There is an early show and a late show on 6/24/70. It seems absolutely crazy but the ticket time for the late show in 12:00!!! When the band comes out for the electric set they open with a blistering versions of Not Fade Away>Easy Wind as we get the first segue of the set. This is must hear Grateful Dead as the band is totally rocking on Not Fade. You even get an incredible call and response section where Garcia is going toe to toe with the entire band. The segue into this uptempo Easy Wind is absolutely amazing. After a version of Me and My Uncle. Garcia lets the crowd know that we have technical preparation as Mickey has to get his gongs together and we are going to play DarkStar! The audience tapes allows us to really feel the magic in the Cap that night and what an east crowd was like at a Dead Show. Phil’s bass intro is greeted with approving howls from the crowd. And as Garcia enters the fray 40 seconds in your hear more ecstatic cries. The band is playing at such an incredible level and the mix is perfect despite the audience recording. The guitar run that begins to materialize at 2:30 stretches longer and longer as liquid Garcia pours on the crowd for a full two minutes. What comes next is another example of the full band showing all its restraint and laying down tasteful music as the liquid flows again at 5:30 leading into the first verse at 6:30. The distinctive popping sound that the crowd reacts to during the verse is….. fucking Pig shooting blanks with his gun?

At 8:45 you get our first “Oh my god” from a fan completely lost in the breakdownsection. Where it comes from and why tonight it happens but the band segues into Attics of my life perfectly… like it always has been there. Even though the song has only been performed twice before the crowd claps with excitement as it begins like on old friend has arrived. As the Attics ends and the reality hits that DarkStar is back Garcia picks up steam and the next 6:00 minutes becomes a total rock and roll ecstatic journey. Intense guitar runs one after another fly from the stage. As each passage ends and a new one begins the energy in the crowd begins to mount. The feeling groovy section of the song is greeted with howls of excitement as the part of the song is extended until the 5:30 mark when Garcia’s repetitive guitar riffs set the band off towards another perfect peak as somehow the band segues perfectly in the second version of ‘Sugar Mag’. All we get tonight out of this is a working of the melody and two versions of the first verse and the bridge before we wind up back into a little bit of DarkStar reprise and the second verse.

The crowd’s reaction as the DarkStar begins to dissolve is beyond description as these fans of the Live Dead album know what’s coming next!! Their favorite Grateful Dead rock anthem… St. Stephen.

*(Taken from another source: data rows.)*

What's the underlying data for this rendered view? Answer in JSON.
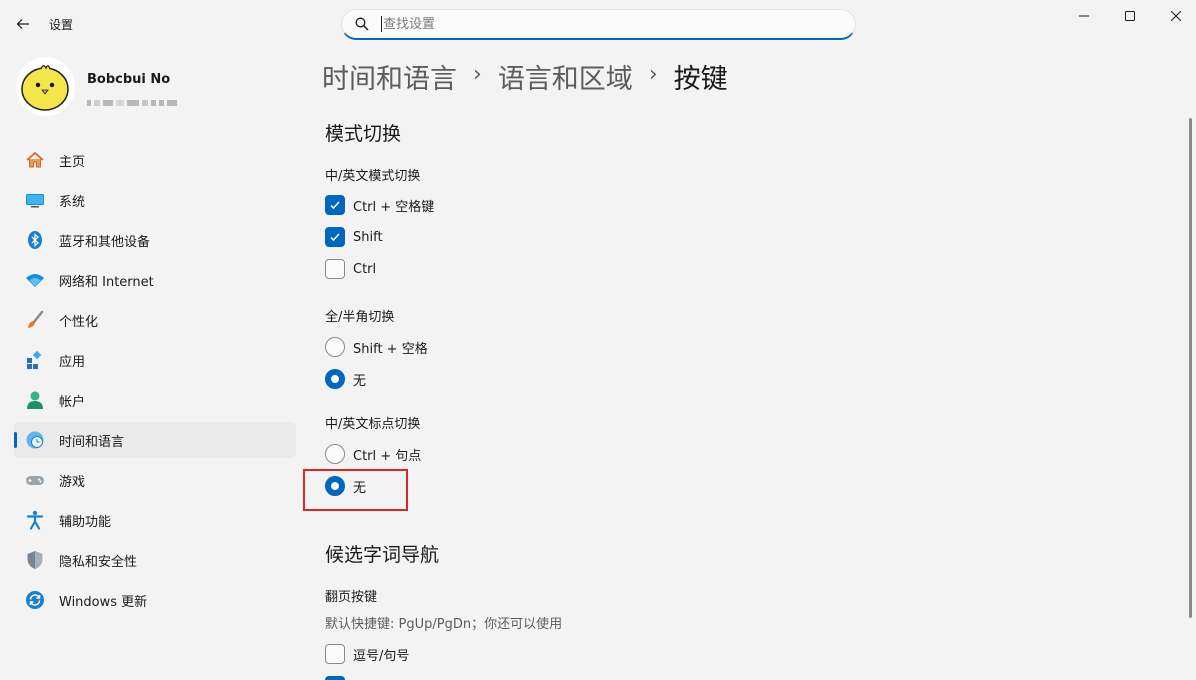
{
  "window": {
    "title": "设置",
    "search_placeholder": "查找设置"
  },
  "profile": {
    "name": "Bobcbui No"
  },
  "nav": [
    {
      "label": "主页",
      "icon": "home-icon"
    },
    {
      "label": "系统",
      "icon": "system-icon"
    },
    {
      "label": "蓝牙和其他设备",
      "icon": "bluetooth-icon"
    },
    {
      "label": "网络和 Internet",
      "icon": "wifi-icon"
    },
    {
      "label": "个性化",
      "icon": "brush-icon"
    },
    {
      "label": "应用",
      "icon": "apps-icon"
    },
    {
      "label": "帐户",
      "icon": "account-icon"
    },
    {
      "label": "时间和语言",
      "icon": "time-language-icon",
      "active": true
    },
    {
      "label": "游戏",
      "icon": "gaming-icon"
    },
    {
      "label": "辅助功能",
      "icon": "accessibility-icon"
    },
    {
      "label": "隐私和安全性",
      "icon": "shield-icon"
    },
    {
      "label": "Windows 更新",
      "icon": "update-icon"
    }
  ],
  "breadcrumb": {
    "items": [
      "时间和语言",
      "语言和区域"
    ],
    "current": "按键"
  },
  "sections": {
    "mode_switch": {
      "title": "模式切换",
      "cn_en": {
        "label": "中/英文模式切换",
        "options": [
          {
            "label": "Ctrl + 空格键",
            "checked": true
          },
          {
            "label": "Shift",
            "checked": true
          },
          {
            "label": "Ctrl",
            "checked": false
          }
        ]
      },
      "full_half": {
        "label": "全/半角切换",
        "options": [
          {
            "label": "Shift + 空格",
            "selected": false
          },
          {
            "label": "无",
            "selected": true
          }
        ]
      },
      "punct": {
        "label": "中/英文标点切换",
        "options": [
          {
            "label": "Ctrl + 句点",
            "selected": false
          },
          {
            "label": "无",
            "selected": true
          }
        ]
      }
    },
    "candidate_nav": {
      "title": "候选字词导航",
      "paging_label": "翻页按键",
      "paging_hint": "默认快捷键: PgUp/PgDn；你还可以使用",
      "options": [
        {
          "label": "逗号/句号",
          "checked": false
        }
      ]
    }
  },
  "colors": {
    "accent": "#0067c0",
    "highlight_box": "#d72727",
    "background": "#f3f3f3"
  }
}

I just love hearing the fans clapping along to Stephen. As the band enters the psychedelic bridge of the song the crowd is hanging on each word waiting for the blast off back into the verse. The fans are at a fever pitch and at 3:55 on St. Stephen you hear the recording evidence of a poor fans mind being blown (thanks Dan). The pure raw power of this St. Stephen is a thing of absolute beauty and you get a major fuckin tension and release segment from 4:30 that finally releases a minute later to the approval of the crowd.

The days of The Eleven are gone. Instead the perfect segue into a China>Ryder that has the crowd clapping and totally feeling it. On this night you know the Grateful Dead are going to deliver a killer China>Ryder. The encore of Uncle John’s Band is the perfect encore for the night and the fans seems to agree as the whole band seems to be so completely energized for this version at almost 5:00 in the morning.

Getting the chance to hear the crowd react listening to the exit music really brings you inside the room. It’s almost dawn shouldn’t everyone be leaving? The crowds persistence is rewarded as coming back on stage is Garcia with members of NRPS for an absolute killer version of Swing Low Sweet Chariot. It is a giant sing along with Garcia laying down absolutely hauntingly beautiful vocals and female member of the crowd providing interesting harmonies as well.What a magical night of the Grateful Dead.

Here are two links to the show:
http://www.mediafire.com/folder/ wmczckfdrl7iu/1970-06-24_-_Capitol_Theater_-_Port_Chester%2C_NY